When you reach the records below, output every one exactly as written but leave out any pictures.

- - - - -

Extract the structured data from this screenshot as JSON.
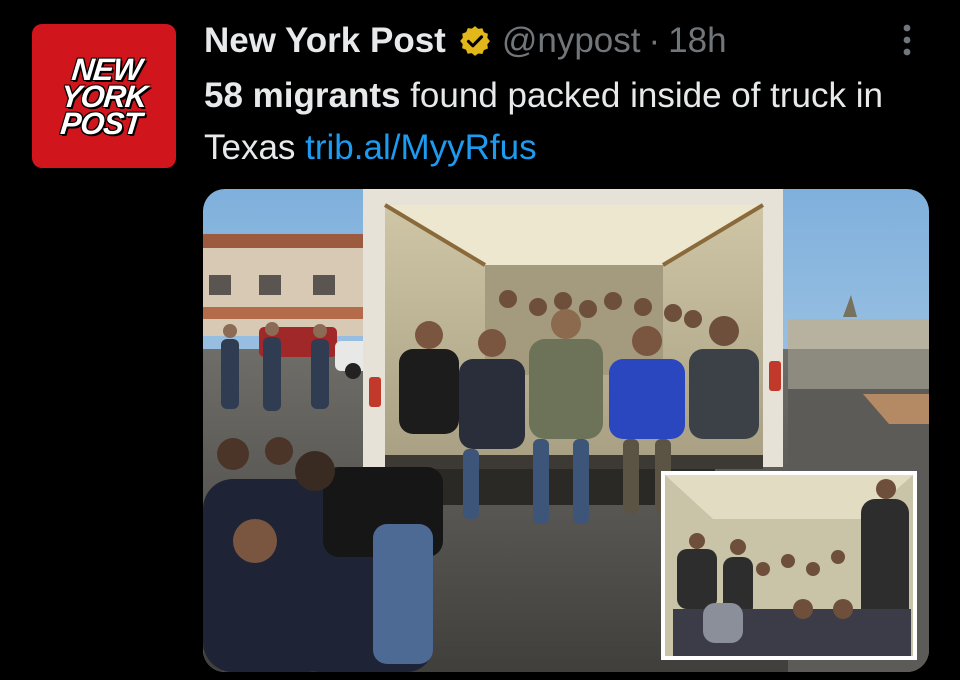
{
  "account": {
    "display_name": "New York Post",
    "handle": "@nypost",
    "separator": "·",
    "time": "18h",
    "avatar_lines": [
      "NEW",
      "YORK",
      "POST"
    ],
    "verified_icon": "verified-gold-badge-icon",
    "more_icon": "more-vertical-icon"
  },
  "tweet": {
    "text_bold": "58 migrants",
    "text_rest": " found packed inside of truck in Texas ",
    "link": "trib.al/MyyRfus"
  },
  "colors": {
    "background": "#000000",
    "text": "#e7e9ea",
    "muted": "#71767b",
    "link": "#1d9bf0",
    "brand_red": "#d0151c",
    "verified_gold": "#e2b719"
  }
}
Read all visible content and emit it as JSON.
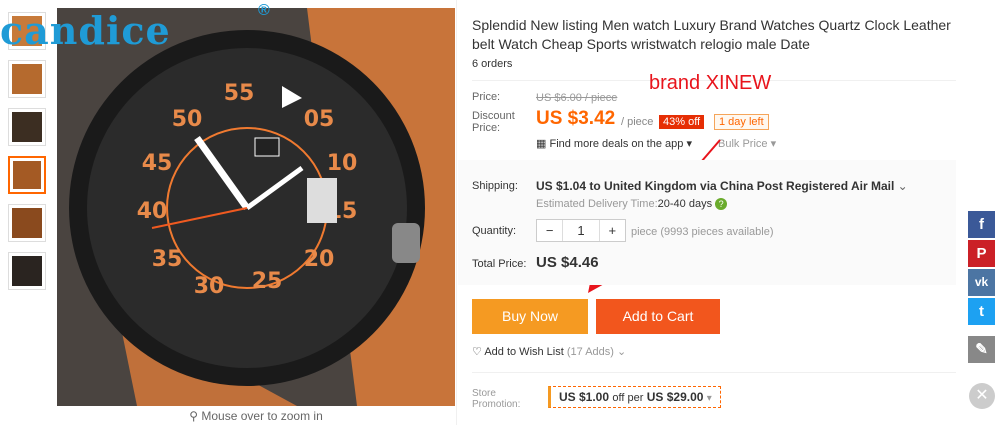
{
  "watermark": {
    "text": "candice",
    "mark": "®"
  },
  "thumbnails": [
    "thumb-1",
    "thumb-2",
    "thumb-3",
    "thumb-4",
    "thumb-5",
    "thumb-6"
  ],
  "zoom_hint": "Mouse over to zoom in",
  "product": {
    "title": "Splendid New listing Men watch Luxury Brand Watches Quartz Clock Leather belt Watch Cheap Sports wristwatch relogio male Date",
    "orders": "6 orders"
  },
  "price": {
    "label": "Price:",
    "original": "US $6.00 / piece",
    "discount_label": "Discount Price:",
    "discount_value": "US $3.42",
    "unit": "/ piece",
    "off_badge": "43% off",
    "time_badge": "1 day left",
    "deals": "Find more deals on the app",
    "bulk": "Bulk Price"
  },
  "annotation": {
    "text": "brand XINEW",
    "color": "#e8141c"
  },
  "shipping": {
    "label": "Shipping:",
    "text": "US $1.04 to United Kingdom via China Post Registered Air Mail",
    "est_label": "Estimated Delivery Time:",
    "est_value": "20-40",
    "est_unit": "days"
  },
  "quantity": {
    "label": "Quantity:",
    "minus": "−",
    "value": "1",
    "plus": "+",
    "available": "piece (9993 pieces available)"
  },
  "total": {
    "label": "Total Price:",
    "value": "US $4.46"
  },
  "buttons": {
    "buy": "Buy Now",
    "cart": "Add to Cart"
  },
  "wishlist": {
    "label": "Add to Wish List",
    "count": "(17 Adds)"
  },
  "promotion": {
    "label_line1": "Store",
    "label_line2": "Promotion:",
    "amount": "US $1.00",
    "mid": "off per",
    "threshold": "US $29.00"
  },
  "social": [
    {
      "name": "facebook",
      "glyph": "f",
      "color": "#3b5998"
    },
    {
      "name": "pinterest",
      "glyph": "P",
      "color": "#cb2027"
    },
    {
      "name": "vk",
      "glyph": "vk",
      "color": "#4c75a3"
    },
    {
      "name": "twitter",
      "glyph": "t",
      "color": "#1da1f2"
    },
    {
      "name": "edit",
      "glyph": "✎",
      "color": "#888888"
    }
  ],
  "colors": {
    "accent": "#f60",
    "buy": "#f59a22",
    "cart": "#f2561d",
    "badge": "#e62e04"
  }
}
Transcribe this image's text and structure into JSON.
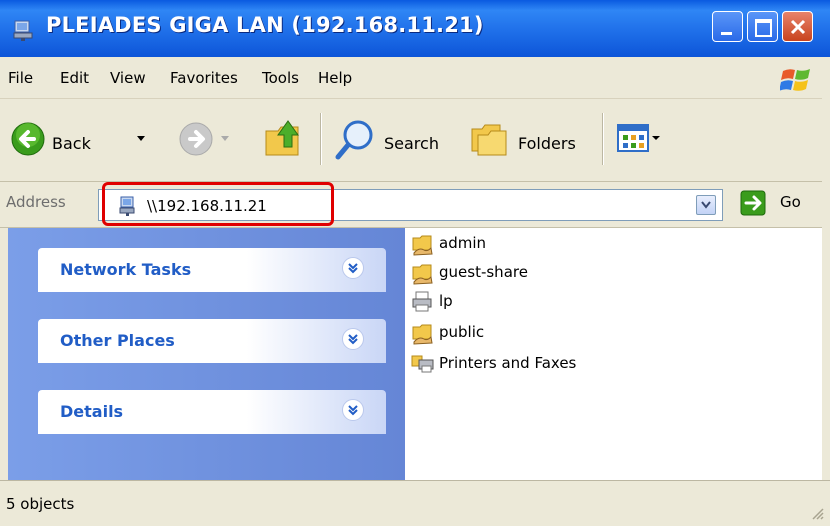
{
  "window": {
    "title": "PLEIADES GIGA LAN (192.168.11.21)"
  },
  "menu": {
    "items": [
      "File",
      "Edit",
      "View",
      "Favorites",
      "Tools",
      "Help"
    ]
  },
  "toolbar": {
    "back_label": "Back",
    "search_label": "Search",
    "folders_label": "Folders"
  },
  "address": {
    "label": "Address",
    "value": "\\\\192.168.11.21",
    "go_label": "Go"
  },
  "taskpane": {
    "panels": [
      {
        "title": "Network Tasks"
      },
      {
        "title": "Other Places"
      },
      {
        "title": "Details"
      }
    ]
  },
  "files": [
    {
      "name": "admin",
      "icon": "shared-folder-icon"
    },
    {
      "name": "guest-share",
      "icon": "shared-folder-icon"
    },
    {
      "name": "lp",
      "icon": "printer-icon"
    },
    {
      "name": "public",
      "icon": "shared-folder-icon"
    },
    {
      "name": "Printers and Faxes",
      "icon": "printers-faxes-icon"
    }
  ],
  "status": {
    "text": "5 objects"
  },
  "colors": {
    "titlebar": "#0a5ae0",
    "highlight": "#e00000",
    "panel_title": "#215dc6"
  }
}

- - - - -

## [Answer space]
Extract the structured data from this screenshot as JSON.
{
  "account": {
    "display_name": "New York Post",
    "handle": "@nypost",
    "separator": "·",
    "time": "18h",
    "avatar_lines": [
      "NEW",
      "YORK",
      "POST"
    ],
    "verified_icon": "verified-gold-badge-icon",
    "more_icon": "more-vertical-icon"
  },
  "tweet": {
    "text_bold": "58 migrants",
    "text_rest": " found packed inside of truck in Texas ",
    "link": "trib.al/MyyRfus"
  },
  "colors": {
    "background": "#000000",
    "text": "#e7e9ea",
    "muted": "#71767b",
    "link": "#1d9bf0",
    "brand_red": "#d0151c",
    "verified_gold": "#e2b719"
  }
}
Read all visible content and emit it as JSON.
{
  "watermark": {
    "text": "candice",
    "mark": "®"
  },
  "thumbnails": [
    "thumb-1",
    "thumb-2",
    "thumb-3",
    "thumb-4",
    "thumb-5",
    "thumb-6"
  ],
  "zoom_hint": "Mouse over to zoom in",
  "product": {
    "title": "Splendid New listing Men watch Luxury Brand Watches Quartz Clock Leather belt Watch Cheap Sports wristwatch relogio male Date",
    "orders": "6 orders"
  },
  "price": {
    "label": "Price:",
    "original": "US $6.00 / piece",
    "discount_label": "Discount Price:",
    "discount_value": "US $3.42",
    "unit": "/ piece",
    "off_badge": "43% off",
    "time_badge": "1 day left",
    "deals": "Find more deals on the app",
    "bulk": "Bulk Price"
  },
  "annotation": {
    "text": "brand XINEW",
    "color": "#e8141c"
  },
  "shipping": {
    "label": "Shipping:",
    "text": "US $1.04 to United Kingdom via China Post Registered Air Mail",
    "est_label": "Estimated Delivery Time:",
    "est_value": "20-40",
    "est_unit": "days"
  },
  "quantity": {
    "label": "Quantity:",
    "minus": "−",
    "value": "1",
    "plus": "+",
    "available": "piece (9993 pieces available)"
  },
  "total": {
    "label": "Total Price:",
    "value": "US $4.46"
  },
  "buttons": {
    "buy": "Buy Now",
    "cart": "Add to Cart"
  },
  "wishlist": {
    "label": "Add to Wish List",
    "count": "(17 Adds)"
  },
  "promotion": {
    "label_line1": "Store",
    "label_line2": "Promotion:",
    "amount": "US $1.00",
    "mid": "off per",
    "threshold": "US $29.00"
  },
  "social": [
    {
      "name": "facebook",
      "glyph": "f",
      "color": "#3b5998"
    },
    {
      "name": "pinterest",
      "glyph": "P",
      "color": "#cb2027"
    },
    {
      "name": "vk",
      "glyph": "vk",
      "color": "#4c75a3"
    },
    {
      "name": "twitter",
      "glyph": "t",
      "color": "#1da1f2"
    },
    {
      "name": "edit",
      "glyph": "✎",
      "color": "#888888"
    }
  ],
  "colors": {
    "accent": "#f60",
    "buy": "#f59a22",
    "cart": "#f2561d",
    "badge": "#e62e04"
  }
}
Transcribe this image's text and structure into JSON.
{
  "window": {
    "title": "PLEIADES GIGA LAN (192.168.11.21)"
  },
  "menu": {
    "items": [
      "File",
      "Edit",
      "View",
      "Favorites",
      "Tools",
      "Help"
    ]
  },
  "toolbar": {
    "back_label": "Back",
    "search_label": "Search",
    "folders_label": "Folders"
  },
  "address": {
    "label": "Address",
    "value": "\\\\192.168.11.21",
    "go_label": "Go"
  },
  "taskpane": {
    "panels": [
      {
        "title": "Network Tasks"
      },
      {
        "title": "Other Places"
      },
      {
        "title": "Details"
      }
    ]
  },
  "files": [
    {
      "name": "admin",
      "icon": "shared-folder-icon"
    },
    {
      "name": "guest-share",
      "icon": "shared-folder-icon"
    },
    {
      "name": "lp",
      "icon": "printer-icon"
    },
    {
      "name": "public",
      "icon": "shared-folder-icon"
    },
    {
      "name": "Printers and Faxes",
      "icon": "printers-faxes-icon"
    }
  ],
  "status": {
    "text": "5 objects"
  },
  "colors": {
    "titlebar": "#0a5ae0",
    "highlight": "#e00000",
    "panel_title": "#215dc6"
  }
}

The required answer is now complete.